Your goal » Each line of the data that mentions the string "this" needs to be identified and copied.

Working data »

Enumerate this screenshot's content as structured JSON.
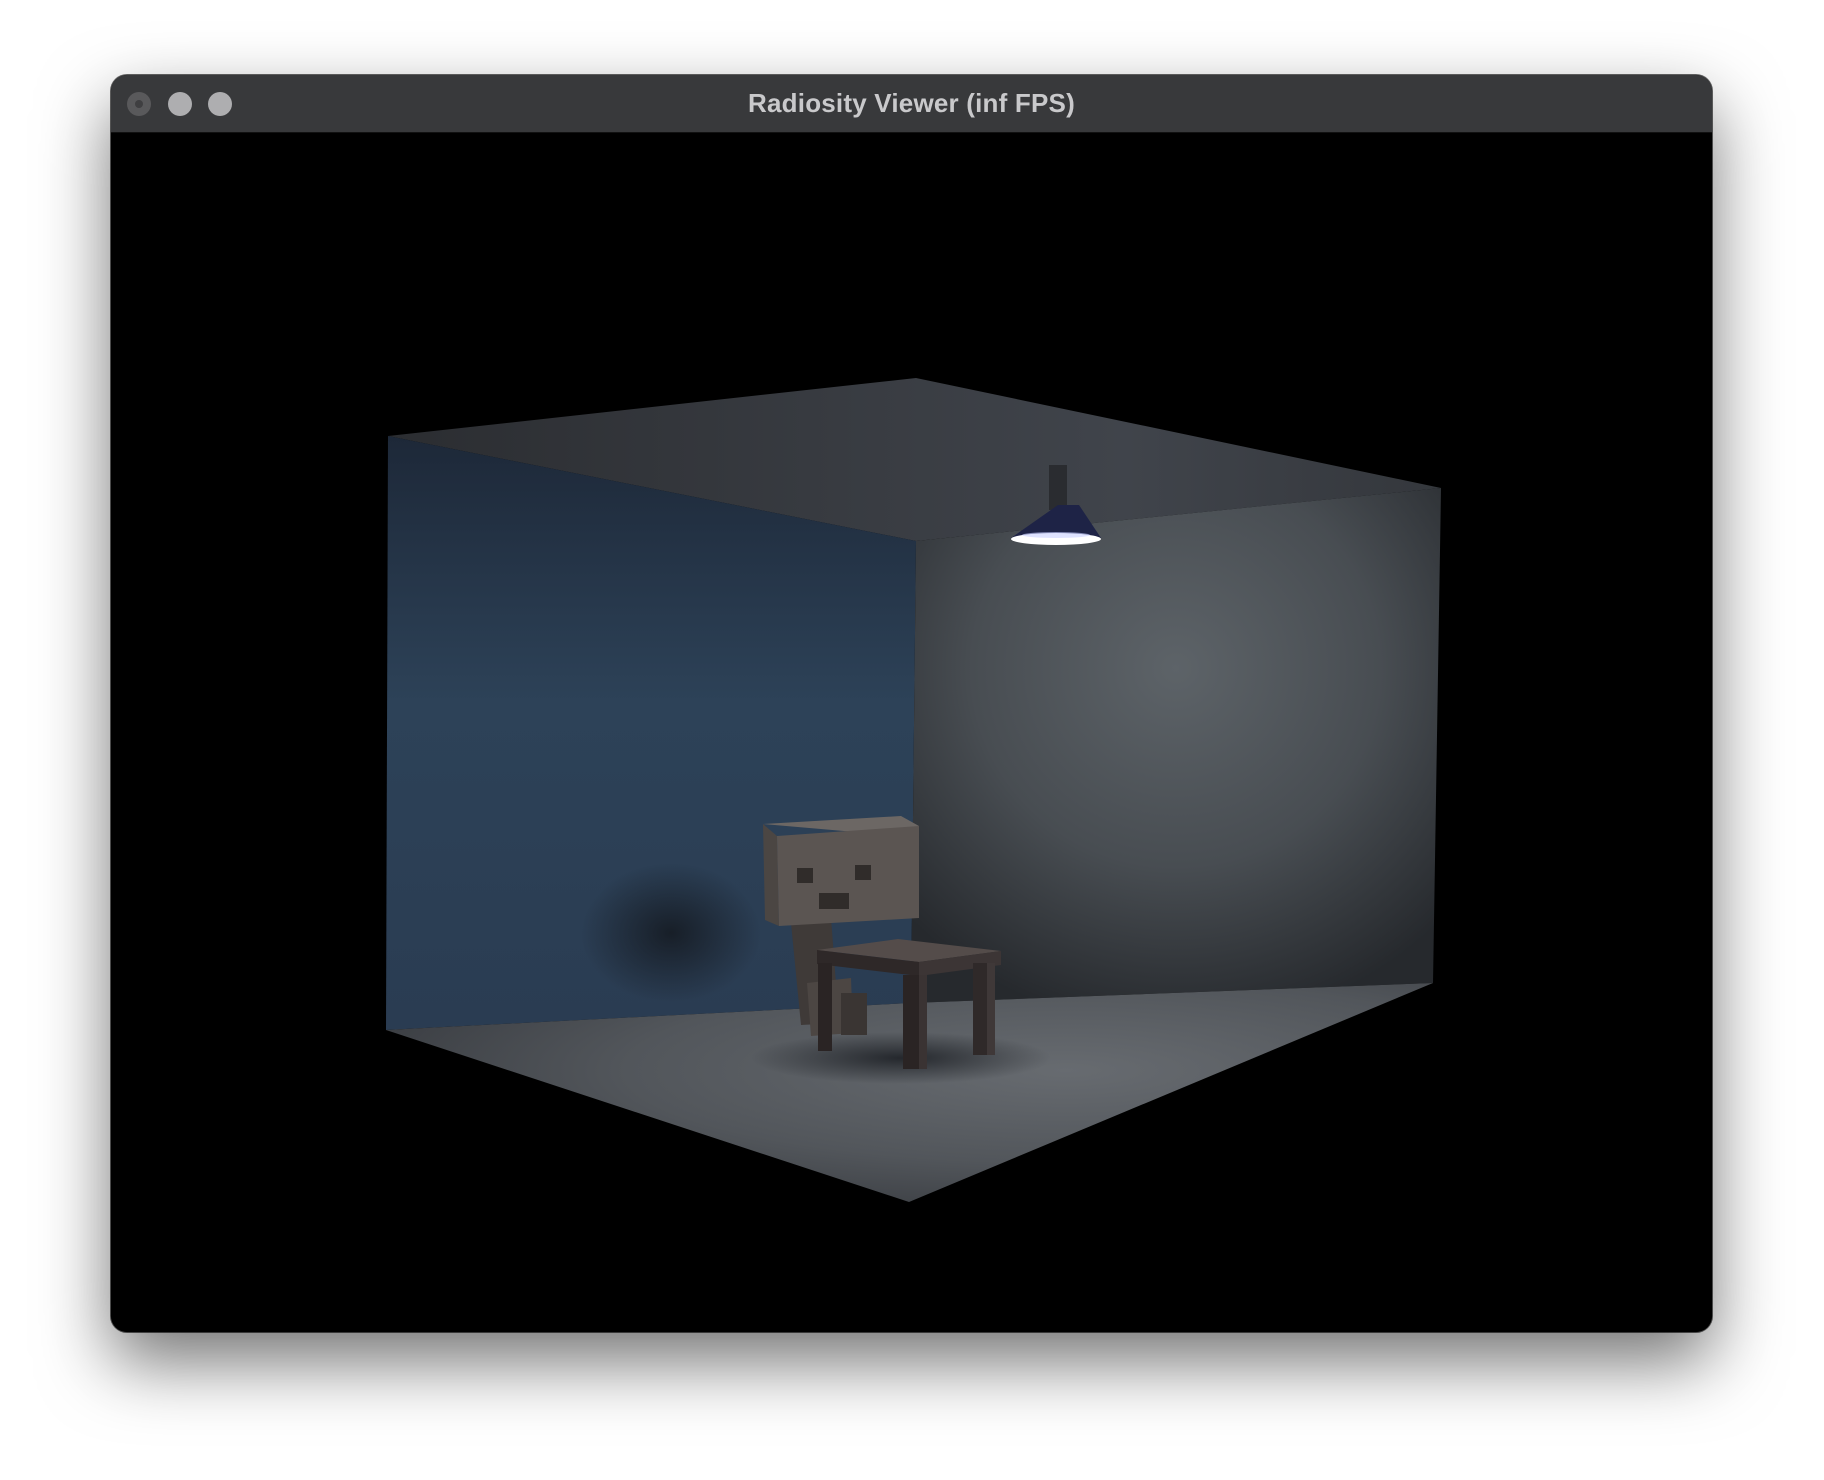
{
  "window": {
    "title": "Radiosity Viewer  (inf FPS)",
    "controls": {
      "close": "close-button",
      "minimize": "minimize-button",
      "zoom": "zoom-button"
    }
  },
  "scene": {
    "icons": [
      "room-scene",
      "ceiling-lamp",
      "robot-figure",
      "table"
    ],
    "colors": {
      "background": "#000000",
      "left_wall": "#2b3f55",
      "right_wall": "#4d5358",
      "ceiling": "#3c3f44",
      "floor": "#55595e",
      "lamp_shade": "#1e2346",
      "lamp_light": "#ffffff",
      "robot": "#5a5552",
      "table": "#3a3333"
    }
  }
}
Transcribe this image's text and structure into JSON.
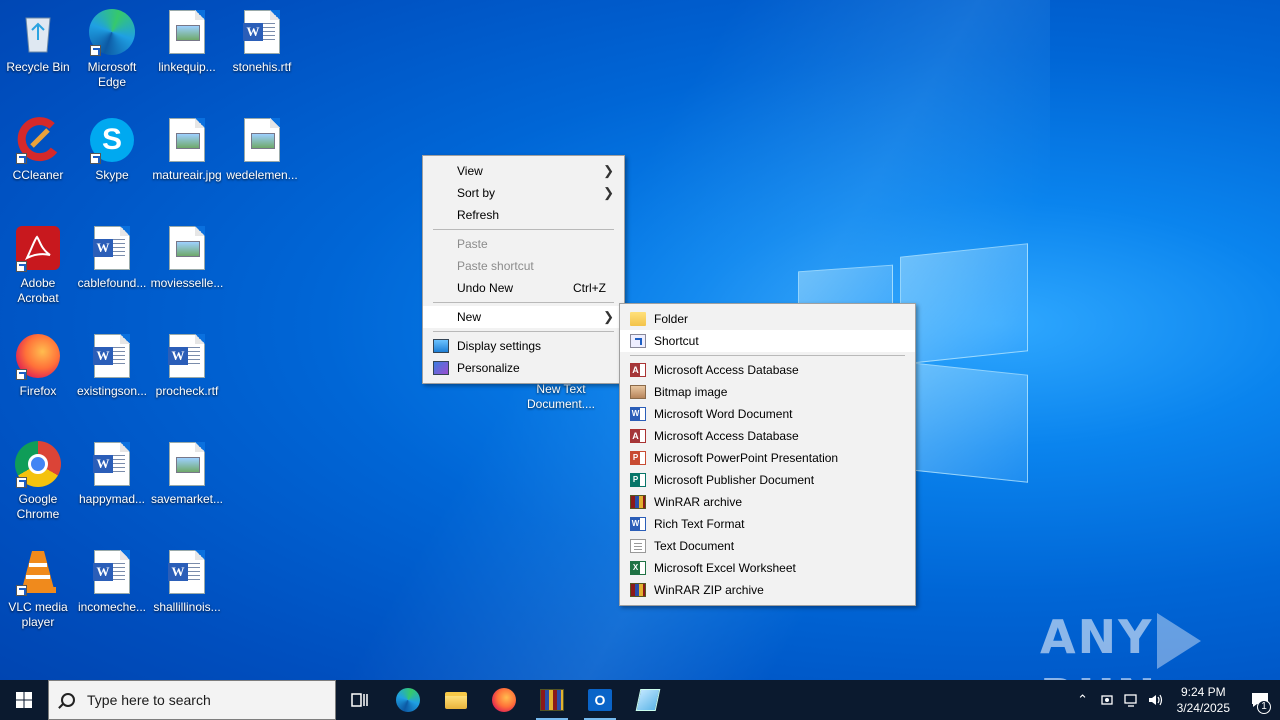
{
  "desktop": {
    "icons": [
      {
        "label": "Recycle Bin"
      },
      {
        "label": "Microsoft Edge"
      },
      {
        "label": "linkequip..."
      },
      {
        "label": "stonehis.rtf"
      },
      {
        "label": "CCleaner"
      },
      {
        "label": "Skype"
      },
      {
        "label": "matureair.jpg"
      },
      {
        "label": "wedelemen..."
      },
      {
        "label": "Adobe Acrobat"
      },
      {
        "label": "cablefound..."
      },
      {
        "label": "moviesselle..."
      },
      {
        "label": "Firefox"
      },
      {
        "label": "existingson..."
      },
      {
        "label": "procheck.rtf"
      },
      {
        "label": "Google Chrome"
      },
      {
        "label": "happymad..."
      },
      {
        "label": "savemarket..."
      },
      {
        "label": "VLC media player"
      },
      {
        "label": "incomeche..."
      },
      {
        "label": "shallillinois..."
      }
    ],
    "new_item_label": "New Text Document...."
  },
  "context_menu": {
    "view": "View",
    "sort_by": "Sort by",
    "refresh": "Refresh",
    "paste": "Paste",
    "paste_shortcut": "Paste shortcut",
    "undo_new": "Undo New",
    "undo_accel": "Ctrl+Z",
    "new": "New",
    "display_settings": "Display settings",
    "personalize": "Personalize"
  },
  "new_submenu": {
    "items": [
      {
        "label": "Folder",
        "icon": "folder-icon"
      },
      {
        "label": "Shortcut",
        "icon": "shortcut-icon"
      },
      {
        "label": "Microsoft Access Database",
        "icon": "access-icon"
      },
      {
        "label": "Bitmap image",
        "icon": "bitmap-icon"
      },
      {
        "label": "Microsoft Word Document",
        "icon": "word-icon"
      },
      {
        "label": "Microsoft Access Database",
        "icon": "access-icon"
      },
      {
        "label": "Microsoft PowerPoint Presentation",
        "icon": "powerpoint-icon"
      },
      {
        "label": "Microsoft Publisher Document",
        "icon": "publisher-icon"
      },
      {
        "label": "WinRAR archive",
        "icon": "winrar-icon"
      },
      {
        "label": "Rich Text Format",
        "icon": "rtf-icon"
      },
      {
        "label": "Text Document",
        "icon": "text-icon"
      },
      {
        "label": "Microsoft Excel Worksheet",
        "icon": "excel-icon"
      },
      {
        "label": "WinRAR ZIP archive",
        "icon": "winrar-zip-icon"
      }
    ]
  },
  "taskbar": {
    "search_placeholder": "Type here to search",
    "time": "9:24 PM",
    "date": "3/24/2025",
    "notification_count": "1"
  },
  "watermark": {
    "left": "ANY",
    "right": "RUN"
  }
}
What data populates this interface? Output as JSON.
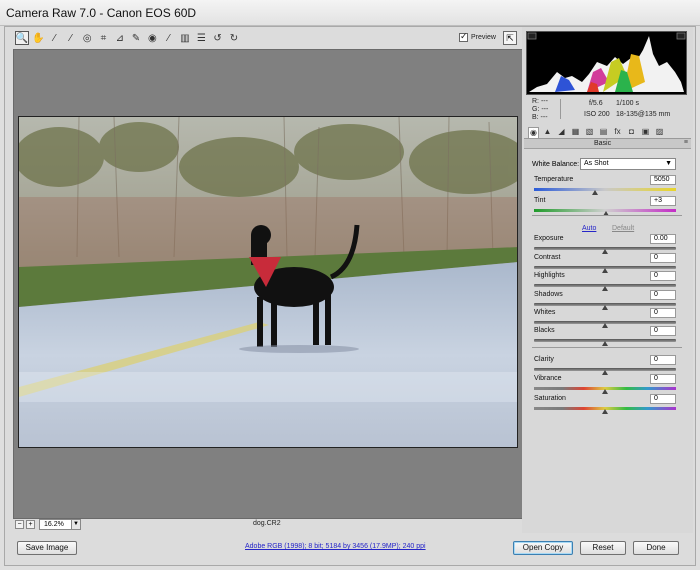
{
  "window": {
    "title": "Camera Raw 7.0  -  Canon EOS 60D"
  },
  "toolbar": {
    "tools": [
      {
        "name": "zoom-tool",
        "glyph": "🔍"
      },
      {
        "name": "hand-tool",
        "glyph": "✋"
      },
      {
        "name": "white-balance-tool",
        "glyph": "⁄"
      },
      {
        "name": "color-sampler-tool",
        "glyph": "⁄"
      },
      {
        "name": "targeted-adjustment-tool",
        "glyph": "◎"
      },
      {
        "name": "crop-tool",
        "glyph": "⌗"
      },
      {
        "name": "straighten-tool",
        "glyph": "⊿"
      },
      {
        "name": "spot-removal-tool",
        "glyph": "✎"
      },
      {
        "name": "red-eye-removal-tool",
        "glyph": "◉"
      },
      {
        "name": "adjustment-brush-tool",
        "glyph": "⁄"
      },
      {
        "name": "graduated-filter-tool",
        "glyph": "▥"
      },
      {
        "name": "preferences-tool",
        "glyph": "☰"
      },
      {
        "name": "rotate-left-tool",
        "glyph": "↺"
      },
      {
        "name": "rotate-right-tool",
        "glyph": "↻"
      }
    ],
    "preview_label": "Preview",
    "preview_checked": true,
    "fullscreen_glyph": "⇱"
  },
  "status": {
    "zoom_out": "−",
    "zoom_in": "+",
    "zoom_value": "16.2%",
    "filename": "dog.CR2"
  },
  "readout": {
    "r": "R:   ---",
    "g": "G:   ---",
    "b": "B:   ---",
    "aperture": "f/5.6",
    "shutter": "1/100 s",
    "iso": "ISO 200",
    "lens": "18-135@135 mm"
  },
  "panel": {
    "title": "Basic",
    "menu_glyph": "≡",
    "tabs": [
      "◉",
      "▲",
      "◢",
      "▦",
      "▧",
      "▤",
      "fx",
      "◘",
      "▣",
      "▨"
    ],
    "white_balance_label": "White Balance:",
    "white_balance_value": "As Shot",
    "temperature": {
      "label": "Temperature",
      "value": "5050",
      "pos": 0.43
    },
    "tint": {
      "label": "Tint",
      "value": "+3",
      "pos": 0.51
    },
    "auto_label": "Auto",
    "default_label": "Default",
    "exposure": {
      "label": "Exposure",
      "value": "0.00",
      "pos": 0.5
    },
    "contrast": {
      "label": "Contrast",
      "value": "0",
      "pos": 0.5
    },
    "highlights": {
      "label": "Highlights",
      "value": "0",
      "pos": 0.5
    },
    "shadows": {
      "label": "Shadows",
      "value": "0",
      "pos": 0.5
    },
    "whites": {
      "label": "Whites",
      "value": "0",
      "pos": 0.5
    },
    "blacks": {
      "label": "Blacks",
      "value": "0",
      "pos": 0.5
    },
    "clarity": {
      "label": "Clarity",
      "value": "0",
      "pos": 0.5
    },
    "vibrance": {
      "label": "Vibrance",
      "value": "0",
      "pos": 0.5
    },
    "saturation": {
      "label": "Saturation",
      "value": "0",
      "pos": 0.5
    }
  },
  "footer": {
    "save_image": "Save Image",
    "workflow": "Adobe RGB (1998); 8 bit; 5184 by 3456 (17.9MP); 240 ppi",
    "open_copy": "Open Copy",
    "reset": "Reset",
    "done": "Done"
  },
  "colors": {
    "link": "#2626c8",
    "canvas": "#808080",
    "panel": "#d8d8d8"
  }
}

Reply to the exercise »
Enumerate this screenshot's content as structured JSON.
Transcribe this image's text and structure into JSON.
What data populates this interface? Output as JSON.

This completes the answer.